Question about 2000 Chrysler Cirrus
Posted by Anonymous on
Save hours of searching online or wasting money on unnecessary repairs by talking to a 6YA Expert who can help you resolve this issue over the phone in a minute or two.
Best thing about this new service is that you are never placed on hold and get to talk to real repairmen in the US.
Here's a link to this great service
Posted on Jan 02, 2017
SOURCE: how do I change the
I did a Google search "How do you replace the rear spark plugs on a 2000 Chrysler Cirrus?" and found this link: http://www.faqs.org/qa/qa-6243.html
I haven't tried it yet and am thinking of purchasing a Chilton manual just in case, but as far as explanations go the one at the very bottom of the page in the link sounds the most legitimate so far.
Besides, I have to pay you guys $9.99 for one answer that I can get for free; or I can get the Chilton and have a whole heap of answers for around $20.
Posted on Jul 14, 2008
Posted on May 07, 2009
Don't buy it. My husband and I have a 1996 Cirrus and it is a money pit. We have only owned the thing for a short while but we have already had to fix some major problems - and now the horn won't stop honking and the shim we are using to stop it from doing so is no longer working. We are going to have to take apart the steering column and disable the horn at this point. Hope its not connecting to any of the tail lights!
Posted on Jun 04, 2009
The #2 O2 sensor should be found "down stream" from the catalytic converter. When you crawl under the vehicle, follow the exhaust pipe from the engine to the catalytic converter. Right before the converter, you'll see one of the oxygen sensors. (That's number 1.) When you follow just past the catalytic converter, you'll see another one. (That's number 2, the one you're looking for.)

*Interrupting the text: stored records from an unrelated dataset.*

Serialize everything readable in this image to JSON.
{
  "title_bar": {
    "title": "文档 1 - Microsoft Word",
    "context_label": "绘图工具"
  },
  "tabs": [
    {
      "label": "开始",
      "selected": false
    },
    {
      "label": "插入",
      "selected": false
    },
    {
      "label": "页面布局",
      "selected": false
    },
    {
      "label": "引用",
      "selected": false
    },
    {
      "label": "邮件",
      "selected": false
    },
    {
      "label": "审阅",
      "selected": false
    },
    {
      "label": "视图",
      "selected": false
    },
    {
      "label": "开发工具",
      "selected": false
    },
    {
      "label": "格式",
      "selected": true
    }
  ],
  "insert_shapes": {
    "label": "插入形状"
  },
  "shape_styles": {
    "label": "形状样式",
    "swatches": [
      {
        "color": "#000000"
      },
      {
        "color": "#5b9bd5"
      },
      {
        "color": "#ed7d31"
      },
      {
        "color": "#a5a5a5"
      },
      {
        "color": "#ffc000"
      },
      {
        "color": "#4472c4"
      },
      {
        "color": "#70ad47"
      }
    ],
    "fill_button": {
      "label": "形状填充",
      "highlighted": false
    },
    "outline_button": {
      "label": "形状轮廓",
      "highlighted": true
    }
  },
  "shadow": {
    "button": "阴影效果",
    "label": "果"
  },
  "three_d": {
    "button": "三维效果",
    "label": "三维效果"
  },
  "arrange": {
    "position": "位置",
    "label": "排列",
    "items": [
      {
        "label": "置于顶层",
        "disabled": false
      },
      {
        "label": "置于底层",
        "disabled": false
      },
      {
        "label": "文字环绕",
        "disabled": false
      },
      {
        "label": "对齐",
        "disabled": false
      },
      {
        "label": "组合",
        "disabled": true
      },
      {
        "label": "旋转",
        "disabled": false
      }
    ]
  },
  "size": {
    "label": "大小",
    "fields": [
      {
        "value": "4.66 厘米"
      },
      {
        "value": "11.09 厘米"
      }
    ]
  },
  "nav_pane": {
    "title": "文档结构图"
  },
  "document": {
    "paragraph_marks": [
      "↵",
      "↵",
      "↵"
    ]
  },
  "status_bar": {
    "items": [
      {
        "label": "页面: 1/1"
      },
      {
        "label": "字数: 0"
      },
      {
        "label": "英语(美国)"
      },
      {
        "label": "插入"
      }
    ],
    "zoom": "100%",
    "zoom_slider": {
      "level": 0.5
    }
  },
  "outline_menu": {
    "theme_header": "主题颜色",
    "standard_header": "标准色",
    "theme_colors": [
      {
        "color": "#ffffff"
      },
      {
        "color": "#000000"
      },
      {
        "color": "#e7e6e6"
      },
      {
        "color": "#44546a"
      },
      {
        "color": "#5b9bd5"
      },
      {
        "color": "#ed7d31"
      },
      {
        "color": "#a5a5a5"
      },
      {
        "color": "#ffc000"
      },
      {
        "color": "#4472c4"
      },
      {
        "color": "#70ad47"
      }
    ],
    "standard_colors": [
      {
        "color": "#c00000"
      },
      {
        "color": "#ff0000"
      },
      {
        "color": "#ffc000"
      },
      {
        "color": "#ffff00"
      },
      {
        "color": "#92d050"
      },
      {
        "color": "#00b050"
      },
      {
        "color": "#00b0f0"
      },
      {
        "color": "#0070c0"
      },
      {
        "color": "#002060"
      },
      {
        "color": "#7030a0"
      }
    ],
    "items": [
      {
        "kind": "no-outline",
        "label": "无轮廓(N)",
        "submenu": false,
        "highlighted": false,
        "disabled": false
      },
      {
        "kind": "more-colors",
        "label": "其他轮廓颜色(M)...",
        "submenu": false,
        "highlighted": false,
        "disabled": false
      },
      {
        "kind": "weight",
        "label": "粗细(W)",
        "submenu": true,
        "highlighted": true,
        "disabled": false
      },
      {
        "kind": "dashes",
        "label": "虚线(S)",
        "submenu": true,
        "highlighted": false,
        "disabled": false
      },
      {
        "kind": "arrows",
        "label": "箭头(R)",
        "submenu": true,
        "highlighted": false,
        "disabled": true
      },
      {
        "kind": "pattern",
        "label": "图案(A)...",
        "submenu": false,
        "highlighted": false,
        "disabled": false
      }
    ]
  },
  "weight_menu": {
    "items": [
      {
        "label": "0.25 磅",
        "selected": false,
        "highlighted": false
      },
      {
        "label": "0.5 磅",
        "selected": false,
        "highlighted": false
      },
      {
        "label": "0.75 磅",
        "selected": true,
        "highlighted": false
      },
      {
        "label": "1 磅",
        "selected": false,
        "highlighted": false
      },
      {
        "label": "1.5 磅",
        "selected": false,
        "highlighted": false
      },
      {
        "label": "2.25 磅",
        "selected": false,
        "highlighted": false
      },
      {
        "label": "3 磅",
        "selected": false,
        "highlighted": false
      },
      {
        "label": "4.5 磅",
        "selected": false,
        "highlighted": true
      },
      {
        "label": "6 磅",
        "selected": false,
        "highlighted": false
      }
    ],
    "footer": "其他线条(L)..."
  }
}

The role of the #2 O2 sensor is to make sure not only that the #1 sensor is actually doing its job of maintaining a 14.7:1 air/fuel ratio governed by the computer, but it's also making sure that the catalytic converter is not only present, but also that it's doing its job as well.
This isn't a very expensive part, it's easy to find, and will require an O2 sensor socket to do the job. Make sure you don't use any grease on the new sensor! It can actually render it unusable and cause your check engine light to come on again.
That reminds me...When you change out your #2 O2 sensor, in order to turn off the Check Engine light, you'll need to take it somewhere such as an auto parts store like Advance Auto Parts, who have a scanner to connect to your car's computer and clear the fault code. Otherwise, your computer will have to count a certain amount of ignition cycles before it determines that all is well with your emissions system.
Good luck, have fun, and I hope this helps! :)
Posted on Sep 08, 2009
One needs a special tool called a 'spring compressor' to compress the front strut spring enough to remove the nut on the strut. Very dangerous without the tool. Must use the spring compressor to service the strut assembly, or get a loaded strut/spring assembly to replace old strut assembly.
Good luck on this.
Posted on Oct 28, 2010
Tips for a great answer:
Apr 05, 2016 | Chrysler Cars & Trucks
Aug 29, 2015 | Chrysler Cars & Trucks
Sep 03, 2013 | 2000 Chrysler Cirrus
Aug 31, 2012 | 2000 Chrysler Cirrus
Apr 21, 2012 | 2000 Chrysler Cirrus
Sep 03, 2011 | 2000 Chrysler Cirrus
Oct 28, 2010 | 1997 Chrysler Cirrus
Oct 30, 2009 | 1999 Chrysler Cirrus
May 07, 2009 | 1995 Chrysler Cirrus
Jul 11, 2008 | 2000 Chrysler Cirrus
191 people viewed this question
Usually answered in minutes!
Step 2: Please assign your manual to a product: